Soon it will be 10 months since my mother died while under hospice care here at my home. Life and death can be so simple and yet so complicated. Death brings relief from suffering and a whole new class of suffering for those left behind. I think the worst of it was the family chaos. Family members who neglected my mother all of her elderly years suddenly demanded free access regardless if she was up to it or not. It ended up with myself my husband and niece shouldering the burden of not only her care but protecting her through the dying process. Everyone deserves to die in peace. That’s the least we should have to cope with. I mean, we are dying! Can anything get harder that trying to die in peace with dignity?
Her passing has caused me to look into death with dignity i.e. giving the dying the choice of when and how to end it. Up till now I felt that physician assisted suicide was wrong for many reasons. One reason was that depression could factor in to the decision, depression that may be treated with medicines. As the saying goes; suicide is a permanent solution to a temporary problem. The problem with applying this is that it is backwards in someone dying. Dying is the permanent solution to temporary suffering. When one gets to that point where there is no turning back, no drugs or surgeries are going to fix this just suffering upon suffering, the individual should be given the choice. After watching my mother die a slow horrible death from cancer I now see things differently. No wonder people prefer to shuffle their elderly loved ones into lonely often horrific care facilities to die alone. Dying is ugly, it can be hard on everyone and takes great fortitude to help someone die at home.
Here’s a heads up; morphine doesn’t help agonizing bone pain in the end. I did everything I could to ease my mother’s suffering but with each turn to clean her she moaned in wretched pain. She had to be moved we had to clean her. Hospice gave her more morphine but it didn’t work. They need liquid narcotic pain relievers that’s all there is to it. They also need liquid anti-nausea medication because they can’t swallow towards the end and the narcotics may cause nausea. The end comes too slowly, it’s a horrible process. After going through this I was terrified of my own death. My health is bad, I have life threatening chronic illnesses. This is how I came to believe in physician assisted suicide. No one should have to suffer like that. We would never have allowed one of our dogs to suffer like that.
As a follower of Jesus’ teachings I wasn’t sure how God felt about physician assisted suicide. I do believe my God is a God of unconditional love and mercy. Would Jesus have walked by someone in agonizing pain and do nothing? He healed, he wept for our suffering. Sometimes death is the ultimate in being healed and every death is different. As a follower I don’t believe death is the end. As an empath I know it is not.

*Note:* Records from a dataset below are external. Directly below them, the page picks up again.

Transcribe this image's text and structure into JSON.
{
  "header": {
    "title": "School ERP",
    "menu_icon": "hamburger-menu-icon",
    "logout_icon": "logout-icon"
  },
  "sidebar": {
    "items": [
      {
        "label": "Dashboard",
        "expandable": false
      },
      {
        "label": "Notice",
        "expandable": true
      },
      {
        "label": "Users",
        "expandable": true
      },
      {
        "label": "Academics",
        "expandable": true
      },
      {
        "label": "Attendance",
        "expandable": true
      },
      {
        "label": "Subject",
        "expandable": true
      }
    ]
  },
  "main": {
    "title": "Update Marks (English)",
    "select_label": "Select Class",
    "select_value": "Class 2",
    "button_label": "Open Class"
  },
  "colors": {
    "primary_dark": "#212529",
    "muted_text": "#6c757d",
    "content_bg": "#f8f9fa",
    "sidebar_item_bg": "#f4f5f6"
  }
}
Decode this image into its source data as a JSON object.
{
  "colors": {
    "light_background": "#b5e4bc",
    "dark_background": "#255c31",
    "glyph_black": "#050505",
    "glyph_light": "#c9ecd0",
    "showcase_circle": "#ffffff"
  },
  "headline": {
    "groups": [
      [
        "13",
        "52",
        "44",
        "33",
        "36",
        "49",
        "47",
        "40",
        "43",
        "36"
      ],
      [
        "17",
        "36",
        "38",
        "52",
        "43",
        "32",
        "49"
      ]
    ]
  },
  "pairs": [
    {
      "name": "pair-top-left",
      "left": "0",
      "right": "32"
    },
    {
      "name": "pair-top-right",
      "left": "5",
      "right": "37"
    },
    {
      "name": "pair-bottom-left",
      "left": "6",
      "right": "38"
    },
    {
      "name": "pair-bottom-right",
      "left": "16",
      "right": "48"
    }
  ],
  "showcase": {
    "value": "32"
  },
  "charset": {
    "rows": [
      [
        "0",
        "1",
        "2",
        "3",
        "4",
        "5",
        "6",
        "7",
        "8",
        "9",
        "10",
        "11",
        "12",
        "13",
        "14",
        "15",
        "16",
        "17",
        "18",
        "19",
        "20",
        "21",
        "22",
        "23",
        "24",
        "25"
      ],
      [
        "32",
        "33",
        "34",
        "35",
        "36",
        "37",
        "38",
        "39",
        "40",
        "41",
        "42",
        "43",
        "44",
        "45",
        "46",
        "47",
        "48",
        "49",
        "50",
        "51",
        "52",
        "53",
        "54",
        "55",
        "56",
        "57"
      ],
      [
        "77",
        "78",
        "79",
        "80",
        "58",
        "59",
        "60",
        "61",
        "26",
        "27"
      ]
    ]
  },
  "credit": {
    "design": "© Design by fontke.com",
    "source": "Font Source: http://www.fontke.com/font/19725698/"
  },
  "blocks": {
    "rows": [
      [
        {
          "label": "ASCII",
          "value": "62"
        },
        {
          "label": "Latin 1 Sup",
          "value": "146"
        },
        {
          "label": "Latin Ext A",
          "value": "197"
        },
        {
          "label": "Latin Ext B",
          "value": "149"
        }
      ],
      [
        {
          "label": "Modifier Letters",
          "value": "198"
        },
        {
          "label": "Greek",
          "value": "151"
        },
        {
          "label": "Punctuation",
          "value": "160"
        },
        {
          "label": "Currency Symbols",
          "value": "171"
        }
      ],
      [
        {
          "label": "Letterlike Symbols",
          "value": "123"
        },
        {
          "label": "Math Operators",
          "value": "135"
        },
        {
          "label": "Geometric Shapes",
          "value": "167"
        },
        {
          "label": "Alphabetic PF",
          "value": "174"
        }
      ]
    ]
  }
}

The dying need beautiful light during the day and calm dark during the night. They need someone there almost all the time. My mother would often look over at the chair I and my niece would sit in just to see if we or one of our beloved supporters were there. They need their pets to visit with them. They need family around them but only those they spent time with and enjoyed being around. What happens is people live a lifetime not telling the truth about how they feel about someone. That person may have no idea the dying persons true feelings but those close friends and family know the truth and the dying need to be protected from unwelcome visits.
Watch the video free below and think about these things if you haven’t already. One thing for sure is we will all face death so we all have to deal with this issue. My mother was 82 when cancer took her from us. I can’t say for sure what she would have done if given the choice to take a drink and die quietly without the long days of conscious misery but I know now what choice I would make. I can only hope it is legal in my state when my time comes.
Watch free online http://ffilms.org/how-to-die-in-oregon-2011/